Task requirements: Going through the data below, please show each line containing the string "kind".

Given data:

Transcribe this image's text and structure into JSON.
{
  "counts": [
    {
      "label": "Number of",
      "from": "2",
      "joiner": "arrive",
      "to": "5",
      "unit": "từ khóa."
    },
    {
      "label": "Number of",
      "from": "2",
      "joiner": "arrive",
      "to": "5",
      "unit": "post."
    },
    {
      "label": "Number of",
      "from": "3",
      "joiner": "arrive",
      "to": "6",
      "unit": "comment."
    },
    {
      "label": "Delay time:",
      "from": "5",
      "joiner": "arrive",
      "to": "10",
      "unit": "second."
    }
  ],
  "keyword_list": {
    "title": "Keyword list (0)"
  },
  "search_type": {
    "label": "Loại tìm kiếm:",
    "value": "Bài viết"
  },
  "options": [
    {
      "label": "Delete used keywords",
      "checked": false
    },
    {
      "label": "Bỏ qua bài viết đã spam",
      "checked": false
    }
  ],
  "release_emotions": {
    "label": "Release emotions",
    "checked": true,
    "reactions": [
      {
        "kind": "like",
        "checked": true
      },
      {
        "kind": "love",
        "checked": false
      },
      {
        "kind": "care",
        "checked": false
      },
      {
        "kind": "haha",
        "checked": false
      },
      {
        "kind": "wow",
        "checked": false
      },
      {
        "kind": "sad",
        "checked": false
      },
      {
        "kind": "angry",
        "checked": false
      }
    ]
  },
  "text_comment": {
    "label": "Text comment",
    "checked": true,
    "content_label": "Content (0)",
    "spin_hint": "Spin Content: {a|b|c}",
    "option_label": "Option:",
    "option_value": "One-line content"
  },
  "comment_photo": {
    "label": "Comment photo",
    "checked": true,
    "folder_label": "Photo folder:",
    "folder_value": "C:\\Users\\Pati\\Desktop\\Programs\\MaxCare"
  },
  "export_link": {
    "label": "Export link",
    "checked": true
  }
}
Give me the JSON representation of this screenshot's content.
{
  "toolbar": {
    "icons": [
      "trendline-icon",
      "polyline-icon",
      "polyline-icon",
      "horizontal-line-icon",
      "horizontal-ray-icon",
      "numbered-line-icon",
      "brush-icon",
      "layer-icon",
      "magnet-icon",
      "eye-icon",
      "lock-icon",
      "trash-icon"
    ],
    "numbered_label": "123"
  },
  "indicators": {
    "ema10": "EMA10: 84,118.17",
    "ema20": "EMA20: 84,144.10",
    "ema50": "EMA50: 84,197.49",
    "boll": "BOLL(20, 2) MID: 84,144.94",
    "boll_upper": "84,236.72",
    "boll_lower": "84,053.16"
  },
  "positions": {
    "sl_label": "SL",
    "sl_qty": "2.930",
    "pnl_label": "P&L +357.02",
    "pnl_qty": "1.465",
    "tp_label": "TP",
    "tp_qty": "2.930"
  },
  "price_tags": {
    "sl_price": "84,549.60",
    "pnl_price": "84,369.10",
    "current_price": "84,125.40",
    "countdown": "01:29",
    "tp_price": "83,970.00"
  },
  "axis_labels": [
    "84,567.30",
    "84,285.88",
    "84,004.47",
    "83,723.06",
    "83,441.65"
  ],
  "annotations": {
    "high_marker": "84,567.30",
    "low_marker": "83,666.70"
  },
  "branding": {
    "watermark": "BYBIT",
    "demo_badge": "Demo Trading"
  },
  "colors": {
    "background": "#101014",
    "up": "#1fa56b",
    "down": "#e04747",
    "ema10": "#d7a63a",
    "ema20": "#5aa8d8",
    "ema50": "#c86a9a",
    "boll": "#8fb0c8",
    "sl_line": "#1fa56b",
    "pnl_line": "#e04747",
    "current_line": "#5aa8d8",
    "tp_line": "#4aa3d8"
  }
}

Answer to this exercise:
        "kind": "like",
        "kind": "love",
        "kind": "care",
        "kind": "haha",
        "kind": "wow",
        "kind": "sad",
        "kind": "angry",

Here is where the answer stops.